(Dataset rows describing interfaces)
'''

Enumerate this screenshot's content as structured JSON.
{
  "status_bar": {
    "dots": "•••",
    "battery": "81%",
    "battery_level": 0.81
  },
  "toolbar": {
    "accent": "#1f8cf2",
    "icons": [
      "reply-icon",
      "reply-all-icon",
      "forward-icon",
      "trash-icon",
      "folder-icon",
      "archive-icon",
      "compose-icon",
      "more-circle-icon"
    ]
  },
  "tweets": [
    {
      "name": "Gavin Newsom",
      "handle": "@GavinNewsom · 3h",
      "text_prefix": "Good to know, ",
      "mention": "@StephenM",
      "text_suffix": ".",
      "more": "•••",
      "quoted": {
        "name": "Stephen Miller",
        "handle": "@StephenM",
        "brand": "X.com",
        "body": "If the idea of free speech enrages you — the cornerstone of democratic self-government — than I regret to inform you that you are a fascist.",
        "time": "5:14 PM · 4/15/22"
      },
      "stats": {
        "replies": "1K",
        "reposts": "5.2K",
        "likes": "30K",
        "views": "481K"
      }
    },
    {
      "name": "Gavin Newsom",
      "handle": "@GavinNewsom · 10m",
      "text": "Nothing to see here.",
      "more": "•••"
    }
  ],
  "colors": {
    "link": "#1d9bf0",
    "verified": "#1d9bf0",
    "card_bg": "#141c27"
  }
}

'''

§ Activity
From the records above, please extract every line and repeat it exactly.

§ Task result
Enumerate this screenshot's content as structured JSON.
{
  "status_bar": {
    "dots": "•••",
    "battery": "81%",
    "battery_level": 0.81
  },
  "toolbar": {
    "accent": "#1f8cf2",
    "icons": [
      "reply-icon",
      "reply-all-icon",
      "forward-icon",
      "trash-icon",
      "folder-icon",
      "archive-icon",
      "compose-icon",
      "more-circle-icon"
    ]
  },
  "tweets": [
    {
      "name": "Gavin Newsom",
      "handle": "@GavinNewsom · 3h",
      "text_prefix": "Good to know, ",
      "mention": "@StephenM",
      "text_suffix": ".",
      "more": "•••",
      "quoted": {
        "name": "Stephen Miller",
        "handle": "@StephenM",
        "brand": "X.com",
        "body": "If the idea of free speech enrages you — the cornerstone of democratic self-government — than I regret to inform you that you are a fascist.",
        "time": "5:14 PM · 4/15/22"
      },
      "stats": {
        "replies": "1K",
        "reposts": "5.2K",
        "likes": "30K",
        "views": "481K"
      }
    },
    {
      "name": "Gavin Newsom",
      "handle": "@GavinNewsom · 10m",
      "text": "Nothing to see here.",
      "more": "•••"
    }
  ],
  "colors": {
    "link": "#1d9bf0",
    "verified": "#1d9bf0",
    "card_bg": "#141c27"
  }
}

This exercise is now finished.